High school students in the university’s college access and success program met Thursday with current Elon students taking part in the Summer Undergraduate Research Experience.

Elon senior Cara McClain (center) leads a June 27 discussion with Elon Academy scholars. University students in the Summer Undergraduate Research Experience shared details of their projects with local high school students enrolled in Elon's college access and success program. McClain, a psychology major, is working on the role of nature experiences in young children's psychological development.
Academic research doesn’t always require you to wear the stereotypical white laboratory coats for mixing chemicals with names longer than five syllables.

As participants in the Elon Academy learned Thursday, researchers on a college campus also study cues in social media marketing, the effects of social and economic conditions on the way people perceive immigrants, and the development of better methods to quickly analyze explosives. 

The exciting part for the high school students? Such projects are being conducted this summer by undergraduate researchers not much older than themselves.

Top Elon University students involved with the Summer Undergraduate Research Experiences program explained their work June 27 to dozens of Alamance County high school students on campus as part of the university’s college access and success program.

“Our students are the first in their families to go to college and may not be aware of opportunities once they’re there,” said Deborah Long, a professor of education and director of the Elon Academy. “As a college student you can get involved in research and work with a faculty member on a question that’s important to you.

“We also know that students involved in undergraduate research often go to graduate school, and we want our scholars to think not just about college, but beyond college.”

This summer marks the fourth year of collaboration between the Elon Academy and the SURE program.
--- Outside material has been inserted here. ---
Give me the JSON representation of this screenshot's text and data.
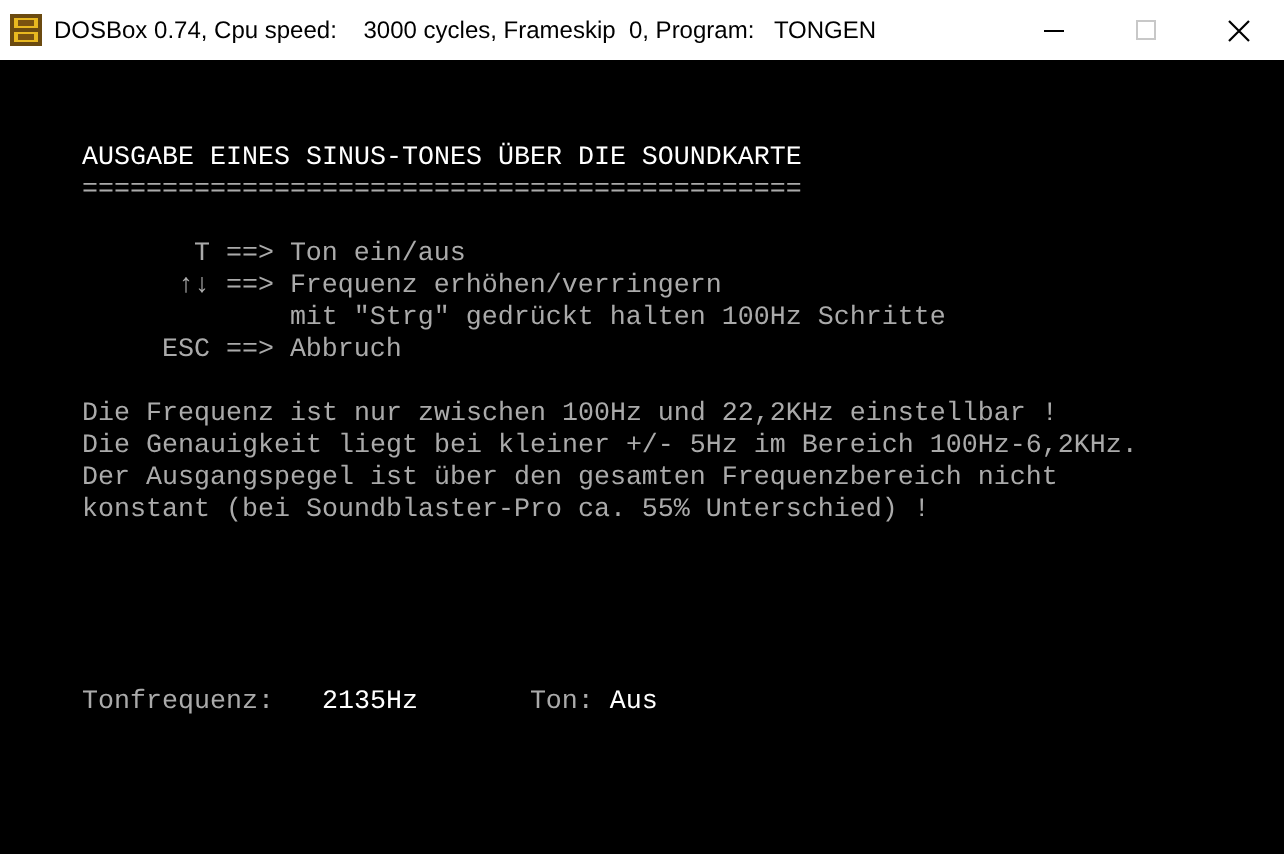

Organizers said the benefits aren’t limited to the high school scholars.

Elon senior Kelly Brand attaches a mask to Elon Academy scholar Josue Alonso in the university's Exercise Science Laboratory on June 27, 2013, as junior Maureen Dinnie observes the demonstration of lab research equipment.
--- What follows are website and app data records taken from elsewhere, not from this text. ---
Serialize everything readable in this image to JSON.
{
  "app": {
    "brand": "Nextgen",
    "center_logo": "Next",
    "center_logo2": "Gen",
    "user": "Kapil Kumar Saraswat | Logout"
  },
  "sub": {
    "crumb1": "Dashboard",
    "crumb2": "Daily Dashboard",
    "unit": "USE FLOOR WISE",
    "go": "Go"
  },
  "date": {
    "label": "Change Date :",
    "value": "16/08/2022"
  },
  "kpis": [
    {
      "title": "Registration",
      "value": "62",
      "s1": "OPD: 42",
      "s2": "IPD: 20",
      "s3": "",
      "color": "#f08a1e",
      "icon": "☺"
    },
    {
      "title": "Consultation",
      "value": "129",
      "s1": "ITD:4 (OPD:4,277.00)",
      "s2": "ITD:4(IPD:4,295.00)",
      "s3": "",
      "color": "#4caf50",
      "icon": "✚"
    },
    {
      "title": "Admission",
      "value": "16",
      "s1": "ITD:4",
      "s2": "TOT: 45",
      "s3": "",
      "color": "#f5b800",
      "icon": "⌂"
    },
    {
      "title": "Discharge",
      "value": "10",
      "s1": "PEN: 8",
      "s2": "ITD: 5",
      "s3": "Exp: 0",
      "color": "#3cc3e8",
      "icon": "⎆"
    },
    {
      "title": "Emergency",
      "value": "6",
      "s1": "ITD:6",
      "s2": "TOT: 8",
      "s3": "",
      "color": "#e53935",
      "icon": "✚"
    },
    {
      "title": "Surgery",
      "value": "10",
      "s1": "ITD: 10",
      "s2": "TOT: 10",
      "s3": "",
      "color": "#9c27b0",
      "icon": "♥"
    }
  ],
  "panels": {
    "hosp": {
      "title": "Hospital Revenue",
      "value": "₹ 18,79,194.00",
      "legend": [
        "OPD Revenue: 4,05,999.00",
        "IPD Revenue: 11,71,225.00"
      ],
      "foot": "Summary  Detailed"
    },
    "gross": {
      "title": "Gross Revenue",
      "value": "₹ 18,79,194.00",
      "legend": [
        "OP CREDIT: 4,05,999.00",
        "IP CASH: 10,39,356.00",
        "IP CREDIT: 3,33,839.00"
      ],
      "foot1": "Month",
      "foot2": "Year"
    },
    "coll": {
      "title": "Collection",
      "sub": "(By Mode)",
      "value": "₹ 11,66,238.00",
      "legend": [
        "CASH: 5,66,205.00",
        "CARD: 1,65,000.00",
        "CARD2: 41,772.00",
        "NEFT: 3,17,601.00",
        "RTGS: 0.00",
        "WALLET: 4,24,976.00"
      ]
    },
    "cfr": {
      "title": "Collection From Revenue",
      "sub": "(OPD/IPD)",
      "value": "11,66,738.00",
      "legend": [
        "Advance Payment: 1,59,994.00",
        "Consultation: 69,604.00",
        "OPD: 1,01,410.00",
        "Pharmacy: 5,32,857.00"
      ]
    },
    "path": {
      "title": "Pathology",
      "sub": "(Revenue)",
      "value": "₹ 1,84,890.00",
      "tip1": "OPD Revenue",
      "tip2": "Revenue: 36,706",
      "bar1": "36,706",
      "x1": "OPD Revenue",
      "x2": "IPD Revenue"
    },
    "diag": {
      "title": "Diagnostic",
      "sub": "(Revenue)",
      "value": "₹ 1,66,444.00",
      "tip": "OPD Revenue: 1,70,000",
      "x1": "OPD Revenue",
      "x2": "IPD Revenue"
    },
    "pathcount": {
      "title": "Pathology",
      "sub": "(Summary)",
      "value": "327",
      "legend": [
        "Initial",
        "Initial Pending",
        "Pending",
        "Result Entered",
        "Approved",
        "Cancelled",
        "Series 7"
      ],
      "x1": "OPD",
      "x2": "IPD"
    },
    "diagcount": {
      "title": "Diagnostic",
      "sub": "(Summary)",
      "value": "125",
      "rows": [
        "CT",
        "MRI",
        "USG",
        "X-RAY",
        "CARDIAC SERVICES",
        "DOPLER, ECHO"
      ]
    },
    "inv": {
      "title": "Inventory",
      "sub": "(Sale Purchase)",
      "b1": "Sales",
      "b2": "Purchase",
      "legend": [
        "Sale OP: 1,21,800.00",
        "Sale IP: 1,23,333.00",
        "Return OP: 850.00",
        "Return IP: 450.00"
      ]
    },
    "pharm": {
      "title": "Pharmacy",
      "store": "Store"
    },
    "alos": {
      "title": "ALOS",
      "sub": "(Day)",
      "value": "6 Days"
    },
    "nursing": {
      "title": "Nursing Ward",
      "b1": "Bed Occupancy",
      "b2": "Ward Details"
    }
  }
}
“Having the opportunity to interact with younger, talented students shows our SURE scholars the importance of sharing their work, ideas and interests,” said Professor Paul Miller, director of the university’s Undergraduate Research Program. “After all, that is the foundation on which a scholarly community rests. Being able to talk about their projects and effectively communicate its nuances affords the SURE scholars a meaningful teaching opportunity.

“It is exactly these types of learning moments that are so important to our community.”

SURE scholars earn a stipend while spending eight weeks working full-time on a project in collaboration with a faculty mentor with substantial and recognized expertise in the discipline. Projects range across all disciplines, from the natural sciences to the performing arts to business and communications.

Elon senior Kelly Brand and junior Maureen Dinnie shared details of their respective projects with Elon Academy scholar Josue Alonso, a rising sophomore at Graham High School. Dinnie, a psychology major, discussed work on the emotional experiences conveyed by students in college academic service-learning courses.

For Brand, an exercise science major collecting data on a dietary supplement’s effects on cognition during exercise, explaining her work was “refreshing” at a time when many teenagers lack Alonso’s curiosity about scientific research.

“It was really nice to see someone young be so interested in what I was doing,” she said a short time after meeting with Alonso. “And it’s always fun to talk about my project. I really like what I’m doing!”

Launched by Elon University in 2007, the Elon Academy is an intensive college access and success program for local high school students with high financial need or no family history of attending college. It combines a month-long residential program over three successive summers with follow-up experiences during the academic year.

The academy is a multi-year, year round program beginning in the summer after the ninth grade and continuing to and through college.

Eric Townsend,
Staff
6/27/2013 3:45 PM